Assess the Assessment: Deadly Bullet Points
Here is a list of my summary comments:
- The idea that learning occurs on a schedule, in a standardized fashion for all students is ill informed.
- The legitimacy of using a single test given one time and one time only is not a legitimate way to grade instruction nor the instructor.
- There are serious validity errors statistically and content wise with high stakes testing. In real life, there is not 'only one test', nor 'only one correct answer' much less a perfect question.
- Furthermore, although a teacher can be very influential in a students life, our students do not come to us in a standardized fashion: they do not have the same life experiences, communication skills, health, aptitude, home conditions, curiosity, etc. The idea that they will all leave in standardized levels is really asinine.
- The focus on testing and preparing for the test is killing our students and teachers love for learning, creativity, and healthy response when there is a lack of success.

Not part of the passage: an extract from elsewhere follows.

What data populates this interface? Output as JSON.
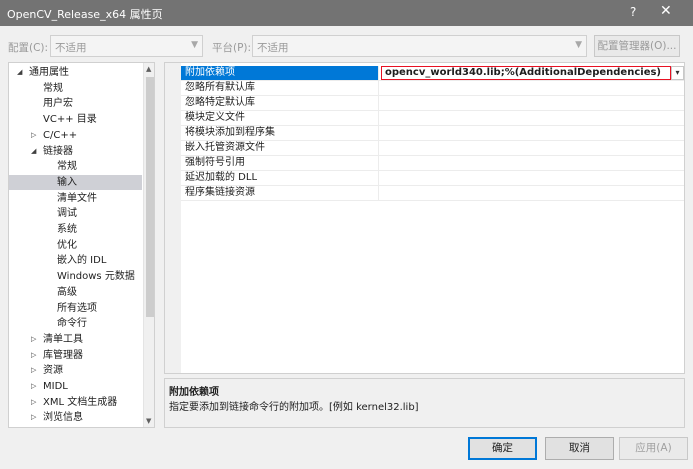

- Finally, the most important things that a teacher is charged with building into our students is not on 'the test', nor can it easily be assessed.
As the sociologist William Bruce Cameron wrote: "It would be nice if all of the data which sociologists require could be enumerated because then we could run them through IBM machines and draw charts as the economists do. However, not everything that can be counted counts, and not everything that counts can be counted."
Informal Sociology: A Casual Introduction to Sociological Thinking (1963)